Questions: Do you possess all three of these components? What is missing? What could you do to become more satisfied in your work? 
Quote Post
I have learned that people will forget what you said, people will forget what you did, but people will never forget how you made them feel.””

Maya Angelou
Worth Repeating: More Than 5,000 Classic and Contemporary Quotes (Grand Rapids, MI: Kregel, 2003), 310

©2012 Michael Hyatt
P.O. Box 1221, Franklin, TN 37065

The treasure of John Wilt's shoe

John Wilt's shoe is in my office.
One shoe. I bought it for $5.
I'm sure John didn't know where his shoe went. I'm sure when John was asked to paint his shoe, he probably did so happily - or at least I would think so, because his shoe is bright and colorful, with happy mushrooms and designs.That's why I chose his shoe. That's why I wanted this reflection of John Wilt's life. It made me happy to see it. This happy shoe was also used as a planter for a happy-looking little flowering plant. The plant wouldn't remain happy without real sunshine, it took up residence in real garden dirt at my house while a little fake greenery found a home in John Wilt's shoe.

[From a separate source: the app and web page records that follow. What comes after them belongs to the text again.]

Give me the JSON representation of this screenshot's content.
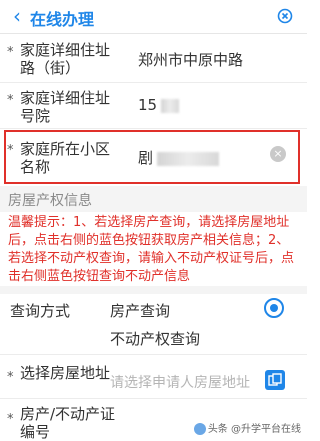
{
  "header": {
    "back_icon": "chevron-left-icon",
    "title": "在线办理",
    "close_icon": "close-circle-icon"
  },
  "fields": [
    {
      "required_mark": "*",
      "label": "家庭详细住址路（街）",
      "value": "郑州市中原中路"
    },
    {
      "required_mark": "*",
      "label": "家庭详细住址号院",
      "value": "15"
    },
    {
      "required_mark": "*",
      "label": "家庭所在小区名称",
      "value": "剧"
    }
  ],
  "section": {
    "title": "房屋产权信息",
    "tip": "温馨提示：1、若选择房产查询，请选择房屋地址后，点击右侧的蓝色按钮获取房产相关信息；2、若选择不动产权查询，请输入不动产权证号后，点击右侧蓝色按钮查询不动产信息"
  },
  "query": {
    "label": "查询方式",
    "options": [
      {
        "label": "房产查询",
        "selected": true
      },
      {
        "label": "不动产权查询",
        "selected": false
      }
    ]
  },
  "address": {
    "required_mark": "*",
    "label": "选择房屋地址",
    "placeholder": "请选择申请人房屋地址"
  },
  "cert": {
    "required_mark": "*",
    "label": "房产/不动产证编号"
  },
  "watermark": "头条 @升学平台在线",
  "colors": {
    "accent": "#1f86e8",
    "warning": "#e0302a"
  }
}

His shoe was part of a silent auction at an event I attended last spring. John worked at a local facility called Marimor, which enables people with developmental difficulties to be productive. Productive is good. Productive is happy. And John's shoe looks like it came from happily productive hands.

The man's face in the picture known as John Wilt is smiling - a smile of a child: innocent, free of care, without pain or fear or worry or concern. I see John Wilt's face and I see others like him. Children who are born to be loved because that's their world. That's what they can understand. John Wilt would never have a space in an office like mine, a life like mine, or even children as I do. John's Wilt's life was meant to happily share his happiness - and the innocent smile I see in his picture - under the care of others.

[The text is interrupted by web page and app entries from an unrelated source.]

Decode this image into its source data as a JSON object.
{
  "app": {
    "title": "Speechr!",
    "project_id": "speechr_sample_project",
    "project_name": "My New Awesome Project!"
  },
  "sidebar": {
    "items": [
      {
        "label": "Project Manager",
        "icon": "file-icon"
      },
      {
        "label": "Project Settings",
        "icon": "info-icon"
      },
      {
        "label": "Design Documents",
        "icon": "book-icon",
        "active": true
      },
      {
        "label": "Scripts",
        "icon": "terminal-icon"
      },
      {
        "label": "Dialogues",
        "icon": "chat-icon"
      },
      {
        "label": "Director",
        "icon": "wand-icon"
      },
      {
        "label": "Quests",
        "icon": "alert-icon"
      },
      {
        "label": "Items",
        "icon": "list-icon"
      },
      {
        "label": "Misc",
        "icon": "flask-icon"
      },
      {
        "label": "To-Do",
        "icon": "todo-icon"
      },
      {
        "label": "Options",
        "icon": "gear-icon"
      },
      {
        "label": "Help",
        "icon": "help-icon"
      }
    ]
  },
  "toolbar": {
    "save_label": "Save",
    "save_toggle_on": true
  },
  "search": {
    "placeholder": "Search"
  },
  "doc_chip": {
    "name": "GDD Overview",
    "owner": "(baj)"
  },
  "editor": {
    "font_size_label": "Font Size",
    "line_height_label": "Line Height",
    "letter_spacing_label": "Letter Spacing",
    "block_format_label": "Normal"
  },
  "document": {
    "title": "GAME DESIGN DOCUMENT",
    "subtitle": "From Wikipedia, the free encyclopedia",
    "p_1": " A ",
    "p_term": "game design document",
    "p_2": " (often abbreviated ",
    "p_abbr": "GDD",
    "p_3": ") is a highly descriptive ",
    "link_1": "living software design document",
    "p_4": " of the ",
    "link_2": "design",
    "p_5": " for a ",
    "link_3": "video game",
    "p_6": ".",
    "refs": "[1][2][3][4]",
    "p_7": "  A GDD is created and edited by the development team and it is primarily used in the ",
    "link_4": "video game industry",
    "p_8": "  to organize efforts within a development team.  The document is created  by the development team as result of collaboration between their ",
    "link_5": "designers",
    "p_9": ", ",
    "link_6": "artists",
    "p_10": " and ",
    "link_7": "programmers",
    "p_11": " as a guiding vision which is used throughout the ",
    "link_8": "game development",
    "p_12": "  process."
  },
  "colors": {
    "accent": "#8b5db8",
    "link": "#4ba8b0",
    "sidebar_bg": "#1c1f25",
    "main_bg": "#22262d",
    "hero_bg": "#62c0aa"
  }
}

I'll never get to meet John Wilt. I've had his shoe, along with his picture and a brief written introduction to John, in my area of the office since that March event. A number of people have walked past the shoe, because it sits on the shelf next to our one and only office printer. I wonder if anyone has ever wondered about the man in the picture that painted the shoe that I have on the shelf in my area of the office? I have many times. I even asked a Marimor staff member about John Wilt, and they smiled and said, "Yes, I know John Wilt." His smile made me smile, and I've always smiled as I've thought about the man behind the brightly painted shoe, John Wilt.

I'll never get to meet John Wilt because he died last month. The man's name that painted the brightly colored shoe was printed on obit page. One day I was reading through the online edition of our local paper and the name "John Wilt" leaped off the screen and into my eyes. John Wilt. John Wilt, with his picture and a recap of his life here on earth.

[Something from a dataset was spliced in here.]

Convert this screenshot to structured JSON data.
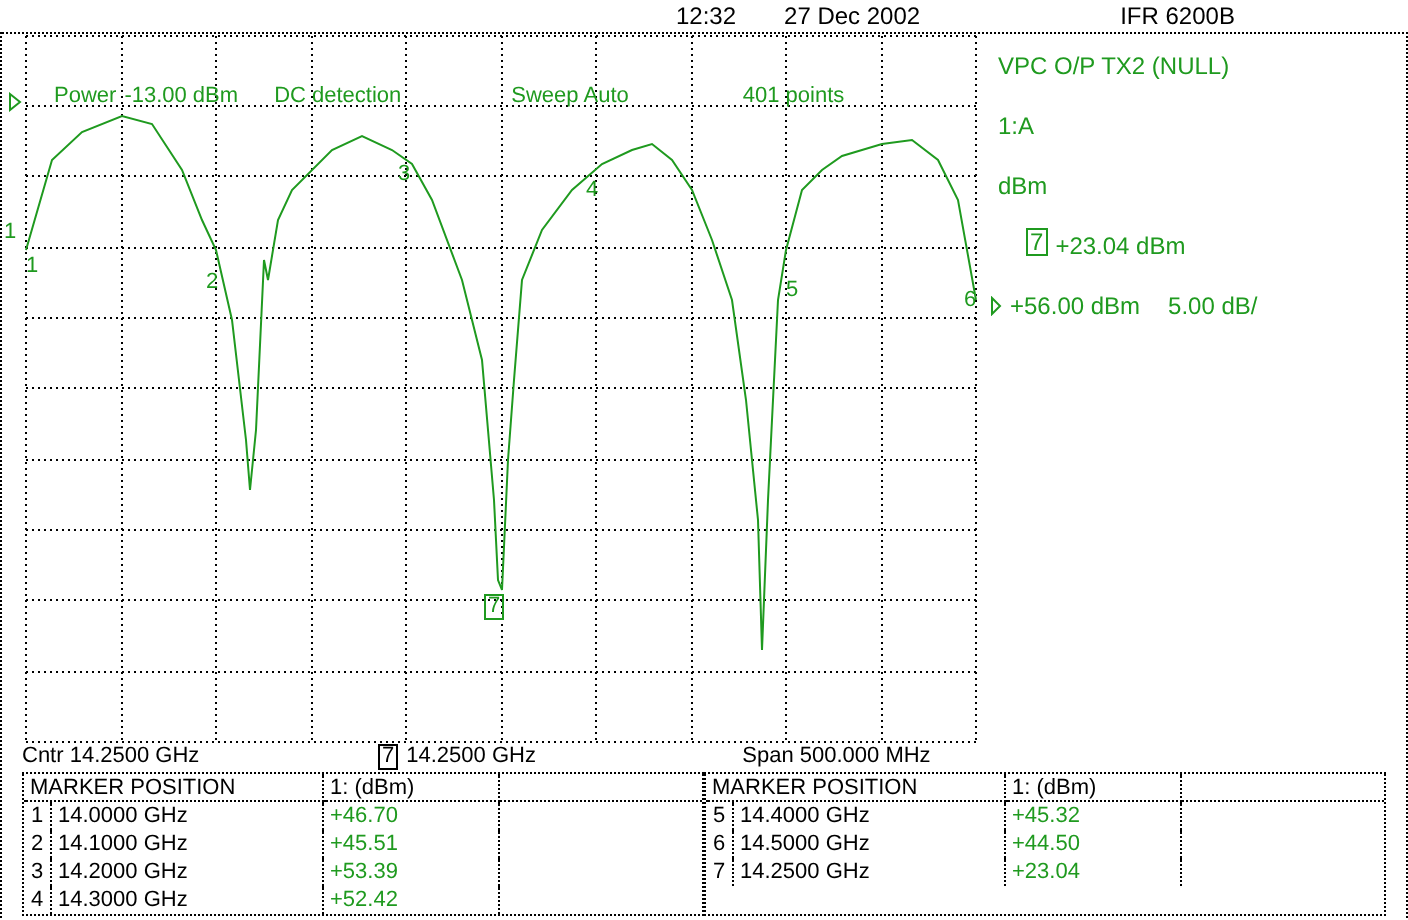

As I read, it became clear. John Wilt left a legacy. A legacy of love, and apparently a broken heart as his mother died the very next day. His obituary and her obituary were laid side by side on the screen before me, and the legacy of their life of love was shared in yet another newspaper article. It seems that John Wilt, in his shoes and with his smile, were part of many local sporting events as he and his Mom were inseparable. Their smiles and their love were welcomed by many, and there will a space at future sporting events for this Mother and her son. I picture a Mother who deeply loved her son, John Wilt, and who cared for him so deeply that they were inseparable - even to the place where she couldn't live without him. A son named John Wilt, who wore smiling eyes on a face of innocence as he painted his shoe - brightly and happily - because he was asked to. He shared his love, and I have have that treasure to make me smile while his legacy lives on as a brightly painted shoe in my office.

John Wilt - thank you for happily painting your shoe - and for giving me this reminder that there's an innocence and beauty to be found in the joy of life... and that's the best place to leave a footprint... :)